**Dataset rows for apps and sites:**
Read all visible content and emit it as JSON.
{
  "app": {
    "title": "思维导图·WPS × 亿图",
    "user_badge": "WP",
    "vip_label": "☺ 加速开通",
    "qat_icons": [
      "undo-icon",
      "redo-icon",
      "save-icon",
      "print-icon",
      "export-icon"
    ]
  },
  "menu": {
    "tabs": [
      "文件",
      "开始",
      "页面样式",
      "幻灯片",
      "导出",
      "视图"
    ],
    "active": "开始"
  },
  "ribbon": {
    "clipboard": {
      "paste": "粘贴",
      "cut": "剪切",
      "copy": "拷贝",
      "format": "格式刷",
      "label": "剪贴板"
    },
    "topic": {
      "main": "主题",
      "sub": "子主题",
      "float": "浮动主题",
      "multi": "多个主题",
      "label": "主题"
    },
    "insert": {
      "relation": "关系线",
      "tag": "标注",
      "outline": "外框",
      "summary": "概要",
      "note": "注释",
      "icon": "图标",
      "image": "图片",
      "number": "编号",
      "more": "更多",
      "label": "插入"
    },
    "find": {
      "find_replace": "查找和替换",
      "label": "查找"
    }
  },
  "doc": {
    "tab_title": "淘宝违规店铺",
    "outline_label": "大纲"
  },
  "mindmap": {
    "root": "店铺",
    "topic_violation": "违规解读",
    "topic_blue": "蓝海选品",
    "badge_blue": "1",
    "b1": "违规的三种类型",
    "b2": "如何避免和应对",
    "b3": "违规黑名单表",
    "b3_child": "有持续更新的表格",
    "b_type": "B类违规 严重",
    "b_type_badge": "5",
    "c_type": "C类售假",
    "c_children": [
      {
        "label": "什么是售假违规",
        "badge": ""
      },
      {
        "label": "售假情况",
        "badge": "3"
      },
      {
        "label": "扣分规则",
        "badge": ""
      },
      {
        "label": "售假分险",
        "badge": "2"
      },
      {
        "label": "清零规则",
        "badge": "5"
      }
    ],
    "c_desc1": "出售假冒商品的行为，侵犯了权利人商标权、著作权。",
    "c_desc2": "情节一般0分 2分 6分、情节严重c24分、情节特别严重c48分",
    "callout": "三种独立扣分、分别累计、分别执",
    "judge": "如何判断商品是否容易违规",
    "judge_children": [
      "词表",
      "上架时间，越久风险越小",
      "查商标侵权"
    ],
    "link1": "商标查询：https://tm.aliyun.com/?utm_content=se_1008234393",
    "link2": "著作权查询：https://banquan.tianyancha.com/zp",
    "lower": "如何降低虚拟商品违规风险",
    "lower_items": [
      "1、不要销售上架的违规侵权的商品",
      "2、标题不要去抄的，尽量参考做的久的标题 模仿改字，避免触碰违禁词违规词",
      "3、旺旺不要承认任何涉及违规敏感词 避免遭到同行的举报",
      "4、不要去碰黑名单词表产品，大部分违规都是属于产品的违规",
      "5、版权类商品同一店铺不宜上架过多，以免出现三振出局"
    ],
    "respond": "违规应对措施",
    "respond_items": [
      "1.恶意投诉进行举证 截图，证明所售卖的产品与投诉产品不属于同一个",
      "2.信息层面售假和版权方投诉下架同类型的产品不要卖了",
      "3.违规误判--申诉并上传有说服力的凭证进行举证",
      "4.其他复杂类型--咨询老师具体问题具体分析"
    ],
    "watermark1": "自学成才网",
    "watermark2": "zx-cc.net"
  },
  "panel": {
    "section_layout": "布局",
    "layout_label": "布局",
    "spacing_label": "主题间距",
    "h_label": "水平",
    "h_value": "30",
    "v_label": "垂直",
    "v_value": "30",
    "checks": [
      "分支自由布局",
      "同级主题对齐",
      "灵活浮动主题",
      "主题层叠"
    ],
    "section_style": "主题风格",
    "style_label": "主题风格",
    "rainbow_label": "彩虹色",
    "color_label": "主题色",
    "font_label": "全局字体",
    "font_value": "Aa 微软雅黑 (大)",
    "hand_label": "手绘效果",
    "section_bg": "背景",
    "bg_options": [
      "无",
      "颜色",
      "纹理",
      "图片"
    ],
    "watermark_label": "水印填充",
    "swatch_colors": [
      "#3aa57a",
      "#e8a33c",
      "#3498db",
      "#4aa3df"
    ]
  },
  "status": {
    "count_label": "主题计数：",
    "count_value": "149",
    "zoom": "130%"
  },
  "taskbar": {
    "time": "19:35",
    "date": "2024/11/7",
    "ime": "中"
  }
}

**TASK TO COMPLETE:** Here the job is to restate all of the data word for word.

**OUTPUT OF THE TASK:**
Read all visible content and emit it as JSON.
{
  "app": {
    "title": "思维导图·WPS × 亿图",
    "user_badge": "WP",
    "vip_label": "☺ 加速开通",
    "qat_icons": [
      "undo-icon",
      "redo-icon",
      "save-icon",
      "print-icon",
      "export-icon"
    ]
  },
  "menu": {
    "tabs": [
      "文件",
      "开始",
      "页面样式",
      "幻灯片",
      "导出",
      "视图"
    ],
    "active": "开始"
  },
  "ribbon": {
    "clipboard": {
      "paste": "粘贴",
      "cut": "剪切",
      "copy": "拷贝",
      "format": "格式刷",
      "label": "剪贴板"
    },
    "topic": {
      "main": "主题",
      "sub": "子主题",
      "float": "浮动主题",
      "multi": "多个主题",
      "label": "主题"
    },
    "insert": {
      "relation": "关系线",
      "tag": "标注",
      "outline": "外框",
      "summary": "概要",
      "note": "注释",
      "icon": "图标",
      "image": "图片",
      "number": "编号",
      "more": "更多",
      "label": "插入"
    },
    "find": {
      "find_replace": "查找和替换",
      "label": "查找"
    }
  },
  "doc": {
    "tab_title": "淘宝违规店铺",
    "outline_label": "大纲"
  },
  "mindmap": {
    "root": "店铺",
    "topic_violation": "违规解读",
    "topic_blue": "蓝海选品",
    "badge_blue": "1",
    "b1": "违规的三种类型",
    "b2": "如何避免和应对",
    "b3": "违规黑名单表",
    "b3_child": "有持续更新的表格",
    "b_type": "B类违规 严重",
    "b_type_badge": "5",
    "c_type": "C类售假",
    "c_children": [
      {
        "label": "什么是售假违规",
        "badge": ""
      },
      {
        "label": "售假情况",
        "badge": "3"
      },
      {
        "label": "扣分规则",
        "badge": ""
      },
      {
        "label": "售假分险",
        "badge": "2"
      },
      {
        "label": "清零规则",
        "badge": "5"
      }
    ],
    "c_desc1": "出售假冒商品的行为，侵犯了权利人商标权、著作权。",
    "c_desc2": "情节一般0分 2分 6分、情节严重c24分、情节特别严重c48分",
    "callout": "三种独立扣分、分别累计、分别执",
    "judge": "如何判断商品是否容易违规",
    "judge_children": [
      "词表",
      "上架时间，越久风险越小",
      "查商标侵权"
    ],
    "link1": "商标查询：https://tm.aliyun.com/?utm_content=se_1008234393",
    "link2": "著作权查询：https://banquan.tianyancha.com/zp",
    "lower": "如何降低虚拟商品违规风险",
    "lower_items": [
      "1、不要销售上架的违规侵权的商品",
      "2、标题不要去抄的，尽量参考做的久的标题 模仿改字，避免触碰违禁词违规词",
      "3、旺旺不要承认任何涉及违规敏感词 避免遭到同行的举报",
      "4、不要去碰黑名单词表产品，大部分违规都是属于产品的违规",
      "5、版权类商品同一店铺不宜上架过多，以免出现三振出局"
    ],
    "respond": "违规应对措施",
    "respond_items": [
      "1.恶意投诉进行举证 截图，证明所售卖的产品与投诉产品不属于同一个",
      "2.信息层面售假和版权方投诉下架同类型的产品不要卖了",
      "3.违规误判--申诉并上传有说服力的凭证进行举证",
      "4.其他复杂类型--咨询老师具体问题具体分析"
    ],
    "watermark1": "自学成才网",
    "watermark2": "zx-cc.net"
  },
  "panel": {
    "section_layout": "布局",
    "layout_label": "布局",
    "spacing_label": "主题间距",
    "h_label": "水平",
    "h_value": "30",
    "v_label": "垂直",
    "v_value": "30",
    "checks": [
      "分支自由布局",
      "同级主题对齐",
      "灵活浮动主题",
      "主题层叠"
    ],
    "section_style": "主题风格",
    "style_label": "主题风格",
    "rainbow_label": "彩虹色",
    "color_label": "主题色",
    "font_label": "全局字体",
    "font_value": "Aa 微软雅黑 (大)",
    "hand_label": "手绘效果",
    "section_bg": "背景",
    "bg_options": [
      "无",
      "颜色",
      "纹理",
      "图片"
    ],
    "watermark_label": "水印填充",
    "swatch_colors": [
      "#3aa57a",
      "#e8a33c",
      "#3498db",
      "#4aa3df"
    ]
  },
  "status": {
    "count_label": "主题计数：",
    "count_value": "149",
    "zoom": "130%"
  },
  "taskbar": {
    "time": "19:35",
    "date": "2024/11/7",
    "ime": "中"
  }
}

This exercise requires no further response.